Action item: Check every line of the material below for the string "Change", and return the ones that have it.

Supplied records:
# # # # #

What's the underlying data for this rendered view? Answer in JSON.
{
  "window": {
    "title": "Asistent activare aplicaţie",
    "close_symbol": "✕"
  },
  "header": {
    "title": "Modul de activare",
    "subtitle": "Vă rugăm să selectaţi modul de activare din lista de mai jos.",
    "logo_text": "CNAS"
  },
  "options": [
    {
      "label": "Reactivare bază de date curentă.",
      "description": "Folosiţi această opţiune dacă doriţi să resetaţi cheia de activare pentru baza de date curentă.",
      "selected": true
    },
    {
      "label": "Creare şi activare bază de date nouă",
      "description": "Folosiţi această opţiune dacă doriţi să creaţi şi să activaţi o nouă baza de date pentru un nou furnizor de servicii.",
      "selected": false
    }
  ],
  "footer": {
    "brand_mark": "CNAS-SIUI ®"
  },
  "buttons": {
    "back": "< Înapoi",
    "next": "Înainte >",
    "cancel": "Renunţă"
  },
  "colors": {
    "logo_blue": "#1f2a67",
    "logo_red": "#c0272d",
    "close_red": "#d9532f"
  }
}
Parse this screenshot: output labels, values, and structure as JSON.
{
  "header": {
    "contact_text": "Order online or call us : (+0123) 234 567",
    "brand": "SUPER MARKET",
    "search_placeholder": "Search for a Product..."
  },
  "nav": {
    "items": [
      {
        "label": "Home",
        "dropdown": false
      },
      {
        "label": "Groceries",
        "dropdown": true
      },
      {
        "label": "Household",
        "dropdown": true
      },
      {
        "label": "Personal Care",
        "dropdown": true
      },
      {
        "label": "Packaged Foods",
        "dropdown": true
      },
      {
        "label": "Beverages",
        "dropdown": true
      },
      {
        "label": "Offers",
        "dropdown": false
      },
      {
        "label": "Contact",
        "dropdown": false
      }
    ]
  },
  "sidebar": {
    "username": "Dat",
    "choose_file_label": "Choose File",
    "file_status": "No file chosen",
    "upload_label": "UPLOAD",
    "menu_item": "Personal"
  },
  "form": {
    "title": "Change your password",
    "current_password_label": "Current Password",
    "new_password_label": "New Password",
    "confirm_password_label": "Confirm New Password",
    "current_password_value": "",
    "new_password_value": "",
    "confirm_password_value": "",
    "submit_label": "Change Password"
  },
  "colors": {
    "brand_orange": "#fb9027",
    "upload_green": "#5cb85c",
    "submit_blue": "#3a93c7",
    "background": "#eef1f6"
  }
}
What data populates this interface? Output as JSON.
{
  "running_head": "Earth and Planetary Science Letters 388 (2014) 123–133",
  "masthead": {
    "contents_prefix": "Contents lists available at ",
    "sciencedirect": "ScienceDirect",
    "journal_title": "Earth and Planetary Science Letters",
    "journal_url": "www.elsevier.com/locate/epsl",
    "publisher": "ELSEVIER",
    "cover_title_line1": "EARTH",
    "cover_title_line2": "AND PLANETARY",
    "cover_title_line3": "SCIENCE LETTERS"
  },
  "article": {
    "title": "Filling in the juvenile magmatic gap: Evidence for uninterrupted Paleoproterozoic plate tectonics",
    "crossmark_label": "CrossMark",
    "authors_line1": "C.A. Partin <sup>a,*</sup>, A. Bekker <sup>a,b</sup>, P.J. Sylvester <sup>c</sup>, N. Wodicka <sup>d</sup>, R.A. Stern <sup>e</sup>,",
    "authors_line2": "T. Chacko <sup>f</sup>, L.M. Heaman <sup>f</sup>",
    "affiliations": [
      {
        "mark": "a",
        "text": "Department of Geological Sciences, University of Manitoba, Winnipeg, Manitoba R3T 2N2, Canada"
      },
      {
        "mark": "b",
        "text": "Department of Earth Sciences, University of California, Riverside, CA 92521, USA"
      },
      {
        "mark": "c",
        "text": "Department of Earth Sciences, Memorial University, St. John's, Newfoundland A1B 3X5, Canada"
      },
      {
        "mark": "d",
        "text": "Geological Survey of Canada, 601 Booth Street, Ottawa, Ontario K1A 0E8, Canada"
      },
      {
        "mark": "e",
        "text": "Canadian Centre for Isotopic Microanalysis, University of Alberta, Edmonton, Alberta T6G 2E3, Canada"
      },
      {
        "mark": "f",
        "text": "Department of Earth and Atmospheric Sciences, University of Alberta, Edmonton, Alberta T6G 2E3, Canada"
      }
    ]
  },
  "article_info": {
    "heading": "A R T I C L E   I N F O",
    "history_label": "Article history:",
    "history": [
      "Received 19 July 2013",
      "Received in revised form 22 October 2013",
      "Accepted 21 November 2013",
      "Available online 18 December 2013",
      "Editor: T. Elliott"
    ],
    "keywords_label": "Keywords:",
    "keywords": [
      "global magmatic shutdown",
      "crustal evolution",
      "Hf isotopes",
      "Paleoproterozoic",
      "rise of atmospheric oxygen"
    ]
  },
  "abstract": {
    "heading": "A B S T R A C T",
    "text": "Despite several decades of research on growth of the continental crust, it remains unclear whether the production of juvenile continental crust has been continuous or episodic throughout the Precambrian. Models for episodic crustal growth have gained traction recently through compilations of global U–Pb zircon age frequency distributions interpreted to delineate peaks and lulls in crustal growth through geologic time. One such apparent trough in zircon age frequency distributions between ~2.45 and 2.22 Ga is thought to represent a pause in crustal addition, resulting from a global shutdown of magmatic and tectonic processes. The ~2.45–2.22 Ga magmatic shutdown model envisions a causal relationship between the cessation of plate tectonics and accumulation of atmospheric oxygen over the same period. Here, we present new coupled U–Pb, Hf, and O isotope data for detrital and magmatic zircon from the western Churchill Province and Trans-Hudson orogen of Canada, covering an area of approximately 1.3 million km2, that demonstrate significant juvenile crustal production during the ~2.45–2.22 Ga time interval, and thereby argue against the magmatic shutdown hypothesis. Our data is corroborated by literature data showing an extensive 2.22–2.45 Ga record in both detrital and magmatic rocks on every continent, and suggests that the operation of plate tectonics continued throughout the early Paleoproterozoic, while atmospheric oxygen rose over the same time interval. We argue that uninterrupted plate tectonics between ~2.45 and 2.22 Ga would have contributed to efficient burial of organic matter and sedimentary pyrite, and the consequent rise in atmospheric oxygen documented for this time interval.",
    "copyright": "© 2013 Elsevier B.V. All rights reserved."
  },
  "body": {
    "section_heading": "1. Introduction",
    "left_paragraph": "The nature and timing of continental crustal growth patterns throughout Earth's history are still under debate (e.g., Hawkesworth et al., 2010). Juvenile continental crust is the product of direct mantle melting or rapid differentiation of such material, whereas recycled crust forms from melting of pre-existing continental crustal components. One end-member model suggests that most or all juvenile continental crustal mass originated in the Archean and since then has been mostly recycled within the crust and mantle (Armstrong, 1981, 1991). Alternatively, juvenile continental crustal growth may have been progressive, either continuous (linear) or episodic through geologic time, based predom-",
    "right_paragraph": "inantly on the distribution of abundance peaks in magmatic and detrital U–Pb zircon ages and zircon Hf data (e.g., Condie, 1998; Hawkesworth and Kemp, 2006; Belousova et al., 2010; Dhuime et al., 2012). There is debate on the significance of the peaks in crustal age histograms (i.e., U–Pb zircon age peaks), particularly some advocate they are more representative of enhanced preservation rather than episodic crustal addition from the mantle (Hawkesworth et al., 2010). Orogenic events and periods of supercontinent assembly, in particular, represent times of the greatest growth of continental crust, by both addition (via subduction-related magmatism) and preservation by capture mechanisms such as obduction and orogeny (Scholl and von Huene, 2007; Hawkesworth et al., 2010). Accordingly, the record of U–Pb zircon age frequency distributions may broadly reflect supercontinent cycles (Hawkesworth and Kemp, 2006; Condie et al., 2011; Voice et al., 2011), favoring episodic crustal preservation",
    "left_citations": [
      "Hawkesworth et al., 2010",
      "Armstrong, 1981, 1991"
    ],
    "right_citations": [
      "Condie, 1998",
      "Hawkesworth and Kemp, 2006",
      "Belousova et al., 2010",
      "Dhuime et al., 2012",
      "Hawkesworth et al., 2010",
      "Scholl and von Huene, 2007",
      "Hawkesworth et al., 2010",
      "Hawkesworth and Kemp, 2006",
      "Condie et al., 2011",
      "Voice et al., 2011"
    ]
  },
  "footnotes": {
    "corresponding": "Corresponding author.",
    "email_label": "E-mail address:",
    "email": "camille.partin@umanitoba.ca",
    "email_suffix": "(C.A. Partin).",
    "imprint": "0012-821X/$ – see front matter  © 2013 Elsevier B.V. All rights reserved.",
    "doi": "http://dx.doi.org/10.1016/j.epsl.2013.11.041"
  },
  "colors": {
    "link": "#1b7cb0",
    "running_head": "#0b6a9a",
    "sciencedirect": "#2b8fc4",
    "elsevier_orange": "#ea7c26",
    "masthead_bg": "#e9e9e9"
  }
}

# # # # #

Answer to this exercise:
    "title": "Change your password",
    "submit_label": "Change Password"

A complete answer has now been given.